In last week’s column, I noted that Arlington residents are increasingly concerned about the challenges of future growth and development.
I suggested that the Arlington County and School Boards should do some long-term strategic thinking about aspects of our smart growth policies that should be re-examined and new tools that should be considered to address our challenges.
I further recommended that the County Board should propose for community discussion a draft of topics to discuss in a broad-based community process leading to Smart Growth 2.0.
This thoughtful response to my column was provided on social media:
We need a new vision and I think you are really into something important. For those of us that care about the County’s future I wonder if you would consider translating this piece into “layperson’s” terms. You assume a tremendous base of knowledge in the description of the problem and the solution. It will continue to be a small group of people making decisions for a large and diverse group of residents if the process is typical.
We do need a new vision. That new vision should not be decided by a small group of people making decisions for a large and diverse group of residents.
In the spirit of translating last week’s piece into “layperson’s” terms, and at the (very acceptable) risk of offending some of the lawyers and Smart Growth 1.0 theologians in the audience, there are two types of development in Arlington.
By-right development is the kind of development that already has been authorized by the County Board through prior zoning decisions. The way Virginia law works, this is the kind of development that the County Board can’t revoke.
So when you hear somebody calling for a “moratorium on development because we are growing too fast,” forget about a moratorium as applied to by-right development. However, there are many policies that the county legally could undertake that would spur or restrain by-right development.
Discretionary development can only occur if the County Board takes affirmative action to change existing zoning to enable it. Here, the County Board has a lot more power: it can deny a development proposal outright, or it can say: yes, you can–but only if you agree to certain conditions.
Cost of new school seats
Based on the best available projections of school enrollment growth, and the cost of new school seats, Arlington should exercise its power to condition some discretionary development proposals on a developer’s acceptance of certain related conditions. For example:
- a developer seeks to build a large, multi-family rental apartment building containing hundreds of units
- the existing zoning for that site currently does not permit anything like such a project
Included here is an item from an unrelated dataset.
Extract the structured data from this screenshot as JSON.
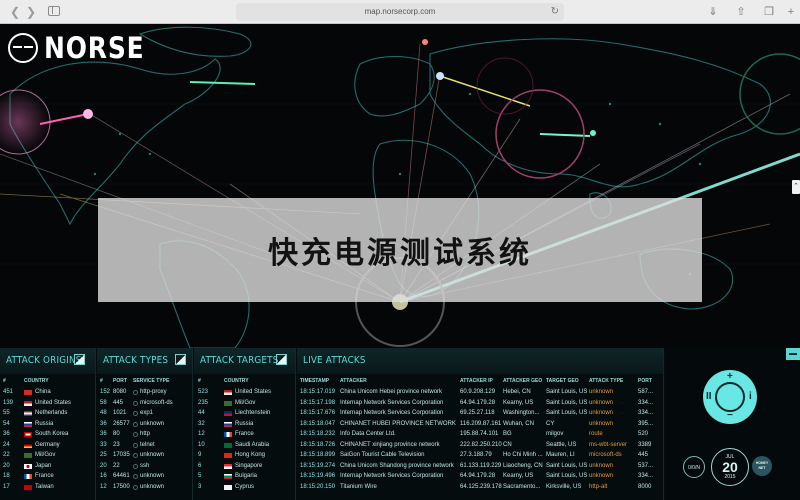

The county should negotiate more effectively with developers of such discretionary projects to obtain cash or in-kind contributions from those developers to defray the costs to the public of the new school seats, parks, and other public infrastructure required to serve the new residents in such a proposed new building.
Together as a community, we should adopt a new vision of Smart Growth 2.0 that is appropriate for today’s circumstances.